Task to complete: Return the whole listing exactly as written.
/---
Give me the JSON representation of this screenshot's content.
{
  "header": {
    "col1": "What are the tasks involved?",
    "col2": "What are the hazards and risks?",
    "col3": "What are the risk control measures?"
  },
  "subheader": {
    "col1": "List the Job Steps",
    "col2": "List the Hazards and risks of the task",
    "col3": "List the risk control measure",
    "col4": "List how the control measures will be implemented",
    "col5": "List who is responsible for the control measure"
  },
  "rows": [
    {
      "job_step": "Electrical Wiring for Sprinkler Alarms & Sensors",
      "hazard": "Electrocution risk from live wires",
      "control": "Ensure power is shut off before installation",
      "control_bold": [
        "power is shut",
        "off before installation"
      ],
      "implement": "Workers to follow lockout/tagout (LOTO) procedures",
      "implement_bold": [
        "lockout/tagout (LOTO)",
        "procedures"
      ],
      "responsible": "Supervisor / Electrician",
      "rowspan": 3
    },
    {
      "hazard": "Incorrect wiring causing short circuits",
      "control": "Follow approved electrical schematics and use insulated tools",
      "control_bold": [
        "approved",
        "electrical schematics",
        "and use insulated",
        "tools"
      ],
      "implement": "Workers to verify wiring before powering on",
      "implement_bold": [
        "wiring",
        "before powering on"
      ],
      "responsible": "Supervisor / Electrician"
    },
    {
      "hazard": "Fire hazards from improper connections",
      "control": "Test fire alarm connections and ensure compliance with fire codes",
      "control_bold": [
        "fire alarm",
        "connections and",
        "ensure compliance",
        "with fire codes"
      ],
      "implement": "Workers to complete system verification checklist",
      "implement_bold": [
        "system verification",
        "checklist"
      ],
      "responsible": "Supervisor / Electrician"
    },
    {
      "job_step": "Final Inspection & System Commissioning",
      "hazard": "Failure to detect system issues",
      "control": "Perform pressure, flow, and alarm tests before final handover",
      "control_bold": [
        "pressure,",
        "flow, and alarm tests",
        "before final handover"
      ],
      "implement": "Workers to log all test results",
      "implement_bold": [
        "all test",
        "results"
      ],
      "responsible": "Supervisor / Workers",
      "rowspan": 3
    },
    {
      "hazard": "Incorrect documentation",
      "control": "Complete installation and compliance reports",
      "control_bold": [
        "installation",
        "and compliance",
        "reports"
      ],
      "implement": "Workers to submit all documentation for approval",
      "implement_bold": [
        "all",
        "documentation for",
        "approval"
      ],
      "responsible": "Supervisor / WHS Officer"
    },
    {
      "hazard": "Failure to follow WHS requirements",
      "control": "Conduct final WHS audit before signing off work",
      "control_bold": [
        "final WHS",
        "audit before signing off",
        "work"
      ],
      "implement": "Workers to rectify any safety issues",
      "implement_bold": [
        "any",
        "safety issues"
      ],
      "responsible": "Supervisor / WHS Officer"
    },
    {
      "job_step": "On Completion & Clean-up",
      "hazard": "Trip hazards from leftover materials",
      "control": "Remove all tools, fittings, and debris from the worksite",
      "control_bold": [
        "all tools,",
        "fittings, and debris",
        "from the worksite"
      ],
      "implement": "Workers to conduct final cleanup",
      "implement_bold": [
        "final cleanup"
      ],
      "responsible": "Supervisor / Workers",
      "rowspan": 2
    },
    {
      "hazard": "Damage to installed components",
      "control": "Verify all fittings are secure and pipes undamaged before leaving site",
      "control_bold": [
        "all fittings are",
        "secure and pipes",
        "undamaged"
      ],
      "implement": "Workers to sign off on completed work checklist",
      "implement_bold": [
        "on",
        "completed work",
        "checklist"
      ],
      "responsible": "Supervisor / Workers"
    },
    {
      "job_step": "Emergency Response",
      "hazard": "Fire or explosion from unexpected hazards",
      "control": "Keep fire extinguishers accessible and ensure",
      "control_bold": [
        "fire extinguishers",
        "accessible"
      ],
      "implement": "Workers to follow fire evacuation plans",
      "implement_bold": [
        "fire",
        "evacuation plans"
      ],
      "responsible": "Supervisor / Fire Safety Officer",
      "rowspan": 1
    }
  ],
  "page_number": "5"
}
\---
Reply:
Give me the JSON representation of this screenshot's content.
{
  "header": {
    "col1": "What are the tasks involved?",
    "col2": "What are the hazards and risks?",
    "col3": "What are the risk control measures?"
  },
  "subheader": {
    "col1": "List the Job Steps",
    "col2": "List the Hazards and risks of the task",
    "col3": "List the risk control measure",
    "col4": "List how the control measures will be implemented",
    "col5": "List who is responsible for the control measure"
  },
  "rows": [
    {
      "job_step": "Electrical Wiring for Sprinkler Alarms & Sensors",
      "hazard": "Electrocution risk from live wires",
      "control": "Ensure power is shut off before installation",
      "control_bold": [
        "power is shut",
        "off before installation"
      ],
      "implement": "Workers to follow lockout/tagout (LOTO) procedures",
      "implement_bold": [
        "lockout/tagout (LOTO)",
        "procedures"
      ],
      "responsible": "Supervisor / Electrician",
      "rowspan": 3
    },
    {
      "hazard": "Incorrect wiring causing short circuits",
      "control": "Follow approved electrical schematics and use insulated tools",
      "control_bold": [
        "approved",
        "electrical schematics",
        "and use insulated",
        "tools"
      ],
      "implement": "Workers to verify wiring before powering on",
      "implement_bold": [
        "wiring",
        "before powering on"
      ],
      "responsible": "Supervisor / Electrician"
    },
    {
      "hazard": "Fire hazards from improper connections",
      "control": "Test fire alarm connections and ensure compliance with fire codes",
      "control_bold": [
        "fire alarm",
        "connections and",
        "ensure compliance",
        "with fire codes"
      ],
      "implement": "Workers to complete system verification checklist",
      "implement_bold": [
        "system verification",
        "checklist"
      ],
      "responsible": "Supervisor / Electrician"
    },
    {
      "job_step": "Final Inspection & System Commissioning",
      "hazard": "Failure to detect system issues",
      "control": "Perform pressure, flow, and alarm tests before final handover",
      "control_bold": [
        "pressure,",
        "flow, and alarm tests",
        "before final handover"
      ],
      "implement": "Workers to log all test results",
      "implement_bold": [
        "all test",
        "results"
      ],
      "responsible": "Supervisor / Workers",
      "rowspan": 3
    },
    {
      "hazard": "Incorrect documentation",
      "control": "Complete installation and compliance reports",
      "control_bold": [
        "installation",
        "and compliance",
        "reports"
      ],
      "implement": "Workers to submit all documentation for approval",
      "implement_bold": [
        "all",
        "documentation for",
        "approval"
      ],
      "responsible": "Supervisor / WHS Officer"
    },
    {
      "hazard": "Failure to follow WHS requirements",
      "control": "Conduct final WHS audit before signing off work",
      "control_bold": [
        "final WHS",
        "audit before signing off",
        "work"
      ],
      "implement": "Workers to rectify any safety issues",
      "implement_bold": [
        "any",
        "safety issues"
      ],
      "responsible": "Supervisor / WHS Officer"
    },
    {
      "job_step": "On Completion & Clean-up",
      "hazard": "Trip hazards from leftover materials",
      "control": "Remove all tools, fittings, and debris from the worksite",
      "control_bold": [
        "all tools,",
        "fittings, and debris",
        "from the worksite"
      ],
      "implement": "Workers to conduct final cleanup",
      "implement_bold": [
        "final cleanup"
      ],
      "responsible": "Supervisor / Workers",
      "rowspan": 2
    },
    {
      "hazard": "Damage to installed components",
      "control": "Verify all fittings are secure and pipes undamaged before leaving site",
      "control_bold": [
        "all fittings are",
        "secure and pipes",
        "undamaged"
      ],
      "implement": "Workers to sign off on completed work checklist",
      "implement_bold": [
        "on",
        "completed work",
        "checklist"
      ],
      "responsible": "Supervisor / Workers"
    },
    {
      "job_step": "Emergency Response",
      "hazard": "Fire or explosion from unexpected hazards",
      "control": "Keep fire extinguishers accessible and ensure",
      "control_bold": [
        "fire extinguishers",
        "accessible"
      ],
      "implement": "Workers to follow fire evacuation plans",
      "implement_bold": [
        "fire",
        "evacuation plans"
      ],
      "responsible": "Supervisor / Fire Safety Officer",
      "rowspan": 1
    }
  ],
  "page_number": "5"
}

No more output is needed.